In my local movie theatre, the eye-catching original poster for White Lightning hangs in a glass case, mostly surrounded by theatre memorabilia; I've no idea why that particular poster has survived, since there are no others of similar vintage. I've often thought that I should check out the original film, without ever following through, but Larry Aydlette's mammoth and hugely entertaining February 2008 Burt-a-Thon finally prodded me into action.
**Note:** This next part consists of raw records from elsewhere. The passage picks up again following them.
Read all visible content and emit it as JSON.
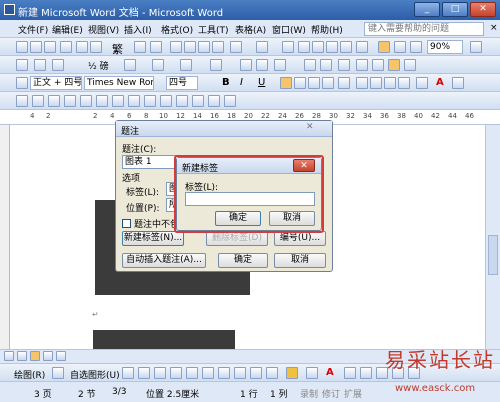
{
  "window": {
    "title": "新建 Microsoft Word 文档 - Microsoft Word",
    "min": "_",
    "max": "□",
    "close": "✕"
  },
  "menu": {
    "items": [
      "文件(F)",
      "编辑(E)",
      "视图(V)",
      "插入(I)",
      "格式(O)",
      "工具(T)",
      "表格(A)",
      "窗口(W)",
      "帮助(H)"
    ],
    "help_placeholder": "键入需要帮助的问题",
    "close": "×"
  },
  "toolbar1": {
    "font_big": "繁",
    "zoom": "90%"
  },
  "toolbar2": {
    "half_label": "½ 磅"
  },
  "toolbar3": {
    "style": "正文 + 四号",
    "font": "Times New Roman",
    "size": "四号",
    "bold": "B",
    "italic": "I",
    "underline": "U",
    "fontcolor": "A"
  },
  "ruler": {
    "numbers": [
      "4",
      "2",
      "2",
      "4",
      "6",
      "8",
      "10",
      "12",
      "14",
      "16",
      "18",
      "20",
      "22",
      "24",
      "26",
      "28",
      "30",
      "32",
      "34",
      "36",
      "38",
      "40",
      "42",
      "44",
      "46"
    ]
  },
  "caption_dialog": {
    "title": "题注",
    "close": "✕",
    "caption_label": "题注(C):",
    "caption_value": "图表 1",
    "options_label": "选项",
    "label_label": "标签(L):",
    "label_value": "图",
    "position_label": "位置(P):",
    "position_value": "所",
    "exclude_label": "题注中不包含",
    "new_label_btn": "新建标签(N)...",
    "delete_label_btn": "删除标签(D)",
    "numbering_btn": "编号(U)...",
    "autocaption_btn": "自动插入题注(A)...",
    "ok_btn": "确定",
    "cancel_btn": "取消"
  },
  "new_label_dialog": {
    "title": "新建标签",
    "close": "✕",
    "label_label": "标签(L):",
    "label_value": "",
    "ok_btn": "确定",
    "cancel_btn": "取消"
  },
  "drawbar": {
    "draw_label": "绘图(R)",
    "autoshape_label": "自选图形(U)"
  },
  "status": {
    "page": "3 页",
    "section": "2 节",
    "pages": "3/3",
    "position": "位置 2.5厘米",
    "line": "1 行",
    "col": "1 列",
    "rec": "录制",
    "trk": "修订",
    "ext": "扩展"
  },
  "watermark": {
    "text": "易采站长站",
    "url": "www.easck.com"
  }
}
The White Lightning poster promises plenty of action: cars, guns, and wild women. It's unexpected, then, when the film opens on a somber note on an Arkansas lake, the tone far more Deliverance than Smokey and the Bandit, in terms of Burt Reynolds's other movies. Out on that lake, a dreadful crime sets the plot in motion. The crime carries an echo of the violence explored, however contentiously, in Mississippi Burning: while there's not an explicit racial element at work in these atmospheric early scenes, we subsequently learn that the local sheriff, who rules the county as his fiefdom, isn't too impressed by college kids (variously dismissed as "protestors" and "hippies") coming into town to "give our coloreds" the vote. Though the civil rights backdrop is explicitly evoked in such references, black characters are rarely present onscreen; there's only one meaningful exchange with a black character, though it does serve to underline the fact that Gator McKlusky (Burt Reynolds), hasn't been soured by the prejudices of those around him.
In that, Gator seems to have inherited the tolerance of his father, who is pre-occupied not with issues of race but those of class, beset as he is with the crushing weight of work on his small farm. The scenes where Gator returns home are among the strongest in the film, his elderly parents fanning themselves in the punishing Arkansas summer as they try to pick up the pieces of their lives in the aftermath of their younger son, Donnie. These characters - like many of the down-at-heel moonshiners we subsequently encounter - are all subject to the whim of someone like the sheriff, in cahoots with the worst of the local criminal fraternity, and determined to preserve the status quo.
As the film unspools, this vein of social commentary isn't always sustained, given the need to provide the kind of thrills and spills promised by that poster, with the tone occasionally wobbling between sober drama and good-old-boy backroad tyre-squealing spectacle. To its credit, though, when dealing with Sheriff J.C. Connors (superbly played by Ned Beatty), director Joseph Sargent never yields to the temptation to caricature a man who behaves as though he himself is subject to no law, and the film is blunt about the tactics Connors either employs or condones.
Sargent is exceptionally good at capturing the details of the film's broiling environment, before the ubiquity of air conditioning; clothes are stained, brows are sweat-beaded, and there's a glaze of heat exhaustion on many of the characters. It's no wonder such films were so successful with Southern drive-in audiences in particular, since they actually provide an exerience with which the audience can directly identify, unlike the often sanitized spectacle of backlot Hollywood movie-making. As Gator McKlusky - my favourite character name from his car crash years - Reynolds delivers an excellent performance, credible both behind the wheel or throwing a punch, but also in conveying the complex motivations of a man whose options have been restricted by poverty and powerlessness. There's a poignant scene where Gator makes smalltalk with a group of college kids - from the same school as his dead brother - that feels like a man yearning for a different outcome for his own life, and that perfectly underlines the surprising depth of the film.